One thing is we need to provide students with an opportunity to have depth of knowledge. Real depth of knowledge and expertise about something. They will end up realising that the world’s knowledge, it’s all connected. Some say, “Well I want to study hockey.” “Well actually you drew the topic of molluscs. So you can figure out a connection between hockey and molluscs.” But it’s a different take, because it’s not graded. Students are free to go in any direction they want.
How does the teacher keep on top of it all? Well, the teacher requires progress. They want to see things are moving in whatever direction, and the teacher can support students by using these cognitive tools. Encouraging them if they wonder, “What should I study next?” Well, ask them if they’ve found any song lyrics to do with the topic. Ask them if they’ve ever the most odd, extreme or bizarre aspect of the topic.
There are always ways to support them through engaging imagination. So to go back to your question about the future of activism, we need students that are comfortable with enquiry. They see themselves as able learners without being told and graded that they’re able learners. It needs to be a collective activity because some of the interesting work now in online learning, and how people are learning through these big massive online gaming systems, it certainly is nothing like the traditional teacher-student kind of relationship. It’s learning through experimentation and it’s learning through collective growth and built-in rewards and things.

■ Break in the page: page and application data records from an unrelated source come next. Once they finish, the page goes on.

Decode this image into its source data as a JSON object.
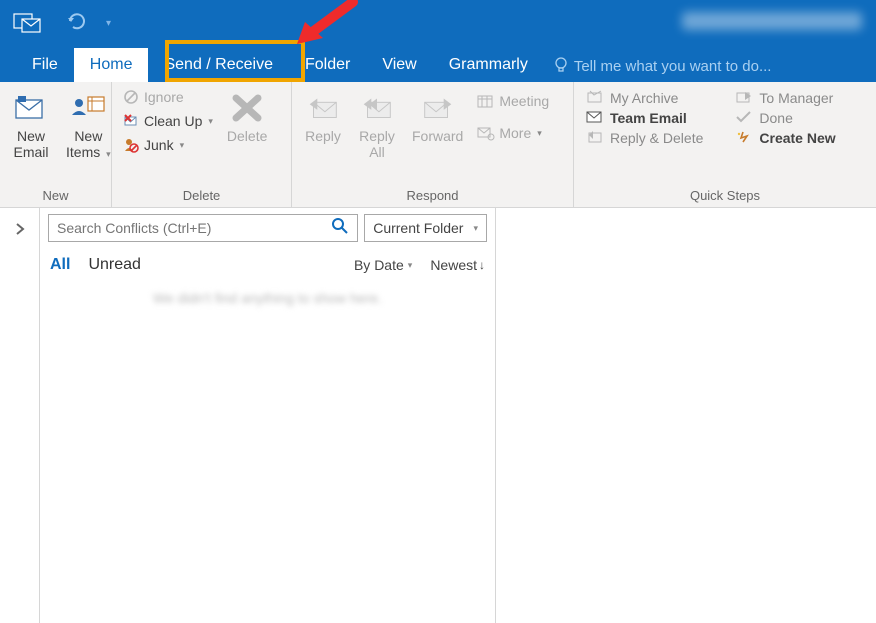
{
  "tabs": {
    "file": "File",
    "home": "Home",
    "send_receive": "Send / Receive",
    "folder": "Folder",
    "view": "View",
    "grammarly": "Grammarly"
  },
  "tellme": "Tell me what you want to do...",
  "ribbon": {
    "new": {
      "email": "New\nEmail",
      "items": "New\nItems",
      "label": "New"
    },
    "delete": {
      "ignore": "Ignore",
      "cleanup": "Clean Up",
      "junk": "Junk",
      "delete": "Delete",
      "label": "Delete"
    },
    "respond": {
      "reply": "Reply",
      "reply_all": "Reply\nAll",
      "forward": "Forward",
      "meeting": "Meeting",
      "more": "More",
      "label": "Respond"
    },
    "quicksteps": {
      "my_archive": "My Archive",
      "team_email": "Team Email",
      "reply_delete": "Reply & Delete",
      "to_manager": "To Manager",
      "done": "Done",
      "create_new": "Create New",
      "label": "Quick Steps"
    }
  },
  "search": {
    "placeholder": "Search Conflicts (Ctrl+E)",
    "scope": "Current Folder"
  },
  "filters": {
    "all": "All",
    "unread": "Unread",
    "by_date": "By Date",
    "newest": "Newest"
  },
  "empty": "We didn't find anything to show here."
}
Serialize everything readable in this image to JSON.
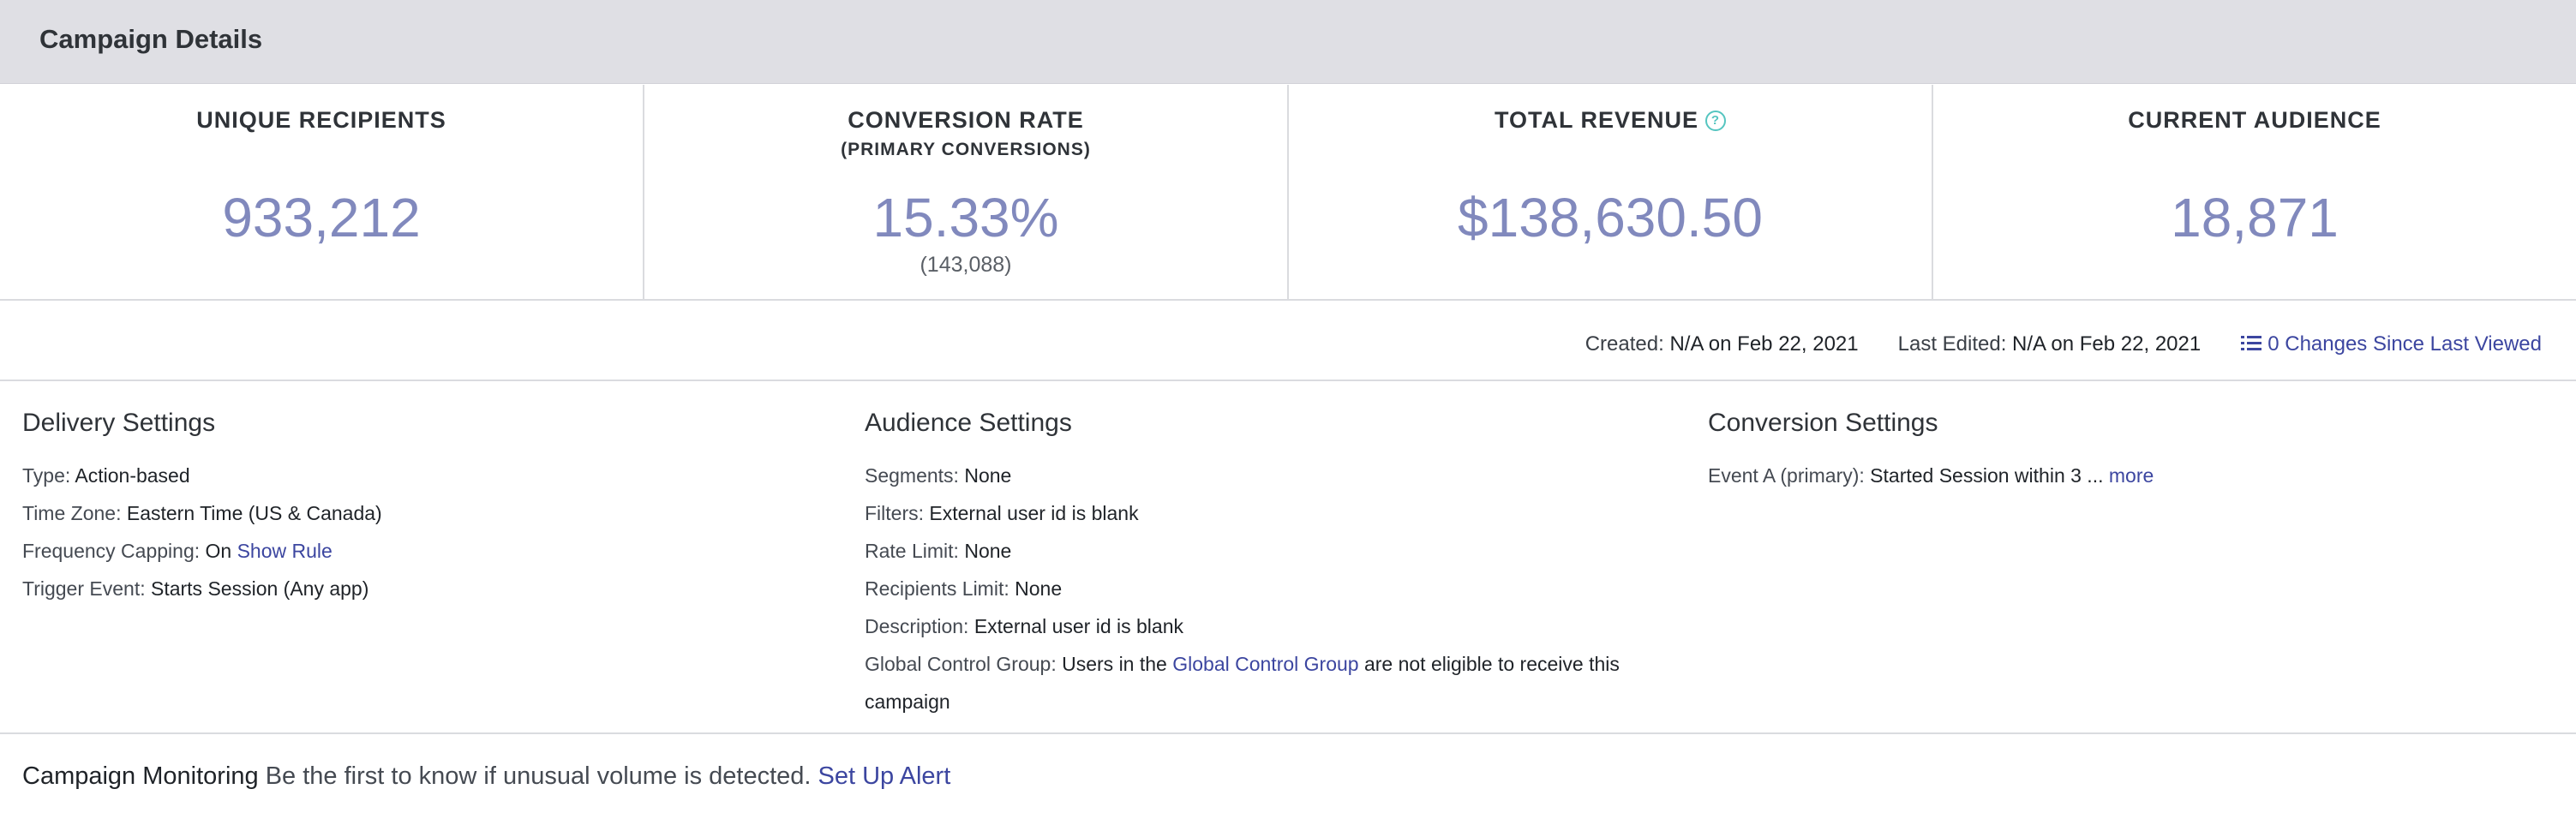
{
  "header": {
    "title": "Campaign Details"
  },
  "stats": [
    {
      "label": "UNIQUE RECIPIENTS",
      "sublabel": "",
      "value": "933,212",
      "subvalue": ""
    },
    {
      "label": "CONVERSION RATE",
      "sublabel": "(PRIMARY CONVERSIONS)",
      "value": "15.33%",
      "subvalue": "(143,088)"
    },
    {
      "label": "TOTAL REVENUE",
      "sublabel": "",
      "value": "$138,630.50",
      "subvalue": "",
      "help_icon": "question-icon"
    },
    {
      "label": "CURRENT AUDIENCE",
      "sublabel": "",
      "value": "18,871",
      "subvalue": ""
    }
  ],
  "meta": {
    "created_label": "Created:",
    "created_value": "N/A on Feb 22, 2021",
    "edited_label": "Last Edited:",
    "edited_value": "N/A on Feb 22, 2021",
    "changes_link": "0 Changes Since Last Viewed",
    "changes_icon": "list-icon"
  },
  "delivery": {
    "title": "Delivery Settings",
    "type_label": "Type:",
    "type_value": "Action-based",
    "tz_label": "Time Zone:",
    "tz_value": "Eastern Time (US & Canada)",
    "freq_label": "Frequency Capping:",
    "freq_value": "On",
    "freq_link": "Show Rule",
    "trigger_label": "Trigger Event:",
    "trigger_value": "Starts Session (Any app)"
  },
  "audience": {
    "title": "Audience Settings",
    "segments_label": "Segments:",
    "segments_value": "None",
    "filters_label": "Filters:",
    "filters_value": "External user id is blank",
    "rate_label": "Rate Limit:",
    "rate_value": "None",
    "recip_label": "Recipients Limit:",
    "recip_value": "None",
    "desc_label": "Description:",
    "desc_value": "External user id is blank",
    "gcg_label": "Global Control Group:",
    "gcg_pre": "Users in the",
    "gcg_link": "Global Control Group",
    "gcg_post": "are not eligible to receive this campaign"
  },
  "conversion": {
    "title": "Conversion Settings",
    "event_label": "Event A (primary):",
    "event_value": "Started Session within 3 ...",
    "more_link": "more"
  },
  "monitoring": {
    "title": "Campaign Monitoring",
    "text": "Be the first to know if unusual volume is detected.",
    "link": "Set Up Alert"
  },
  "colors": {
    "accent": "#8189bd",
    "link": "#3c46a0",
    "help": "#55c5c0",
    "header_bg": "#dfdfe4"
  }
}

We need to think of ways to collectively move forward in our activism. Collectively and with imagination. I mean if I’ve just said you need knowledge to be imaginative, that’s why we need the collective, because we come with different areas. That’s my short answer!

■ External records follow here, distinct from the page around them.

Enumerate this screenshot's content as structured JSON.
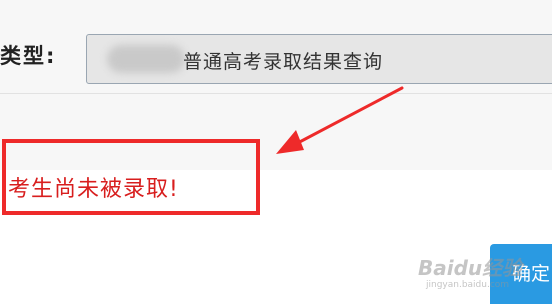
{
  "form": {
    "type_label": "类型:",
    "query_type_value": "普通高考录取结果查询"
  },
  "result": {
    "message": "考生尚未被录取!"
  },
  "actions": {
    "confirm_label": "确定"
  },
  "watermark": {
    "brand": "Baidu经验",
    "url": "jingyan.baidu.com"
  },
  "colors": {
    "annotation_red": "#ee2a2a",
    "result_text": "#d81e1e",
    "button_blue": "#2a9ae2"
  }
}
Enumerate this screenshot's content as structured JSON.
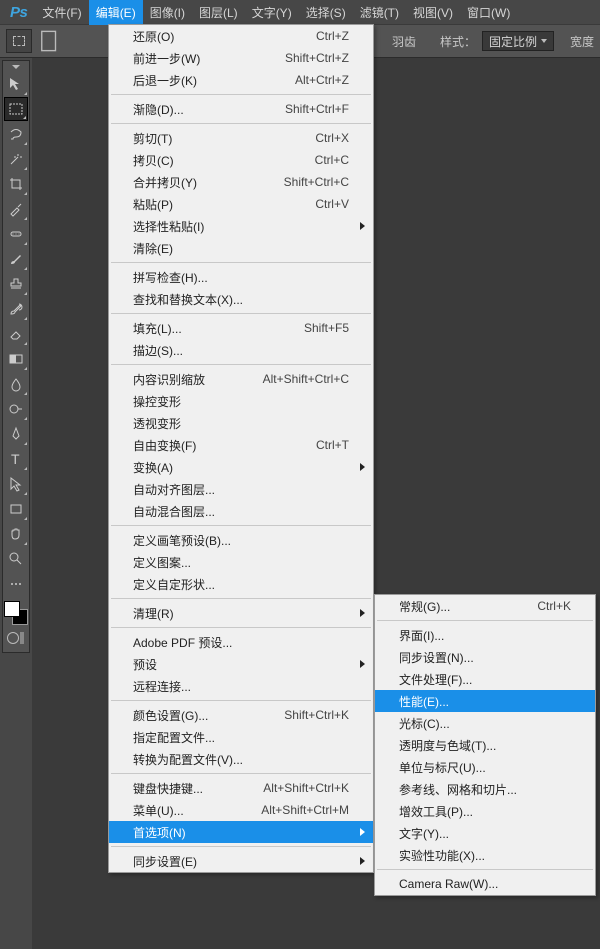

Many, many young people’s experience of education is profoundly unimaginative. They hang their imagination up on their peg with their coat when they arrive in the morning and maybe pick it up again on the way out. If you’re brought into a school which is like that, where do you start? By retraining the teachers?
I would immediately ask the teacher whatever they’re teaching today, I say, “What are you teaching next? What are you doing in your next class with your students?” “Oh, I’m doing the constitution”, or whatever. I say, “What’s wonderful about that? What engages your emotions about the constitution?” Few can answer the question.
“Well, no, I just have to get through that. Get through the constitution and most of the rest of the month and then I’ll do this”, which they like. Well, no. I really think you need to consider that, because we would like teachers to envision that they’re more like the reporter. You’ve been sent down to get the story on the constitution. Not create a fiction about it, but shape it in a way that engages the emotions of your students. If you do that, you become a storyteller because you’re shaping the knowledge.
Whether it’s about exponents, the idea of exponents, or three dimensional objects, whatever it may be, there’s an angle. If you were a reporter, you could write about that thing in a way that people sort of went “Ah, interesting, interesting”. So, we don’t do that in schools. That’s my question to teachers. What engages you about the topic you’re teaching?